* [TASK DETAILS]:
From the entries below, copy out all lines holding "icon".
Start of RECORDS FOR THE EXERCISE
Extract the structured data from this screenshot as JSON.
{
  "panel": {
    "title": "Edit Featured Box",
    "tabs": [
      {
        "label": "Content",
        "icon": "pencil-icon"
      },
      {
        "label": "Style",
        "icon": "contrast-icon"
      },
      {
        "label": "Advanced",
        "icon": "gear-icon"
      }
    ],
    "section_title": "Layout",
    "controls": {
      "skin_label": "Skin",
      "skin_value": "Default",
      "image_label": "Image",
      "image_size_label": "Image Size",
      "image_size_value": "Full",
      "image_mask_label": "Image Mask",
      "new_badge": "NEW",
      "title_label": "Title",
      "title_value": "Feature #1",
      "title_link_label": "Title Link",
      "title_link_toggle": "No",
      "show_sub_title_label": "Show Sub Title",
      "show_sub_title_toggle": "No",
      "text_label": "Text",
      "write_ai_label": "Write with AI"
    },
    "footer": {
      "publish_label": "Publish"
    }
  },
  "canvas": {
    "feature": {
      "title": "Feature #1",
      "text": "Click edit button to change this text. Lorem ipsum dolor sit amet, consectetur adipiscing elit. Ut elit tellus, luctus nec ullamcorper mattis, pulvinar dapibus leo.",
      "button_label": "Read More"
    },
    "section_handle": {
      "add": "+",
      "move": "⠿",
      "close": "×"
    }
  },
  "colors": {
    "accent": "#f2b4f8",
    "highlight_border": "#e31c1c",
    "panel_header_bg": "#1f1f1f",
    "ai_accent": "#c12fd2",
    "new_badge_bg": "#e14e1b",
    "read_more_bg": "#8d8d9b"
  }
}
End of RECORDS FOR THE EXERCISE
* [EXERCISE SOLUTION]:
        "icon": "pencil-icon"
        "icon": "contrast-icon"
        "icon": "gear-icon"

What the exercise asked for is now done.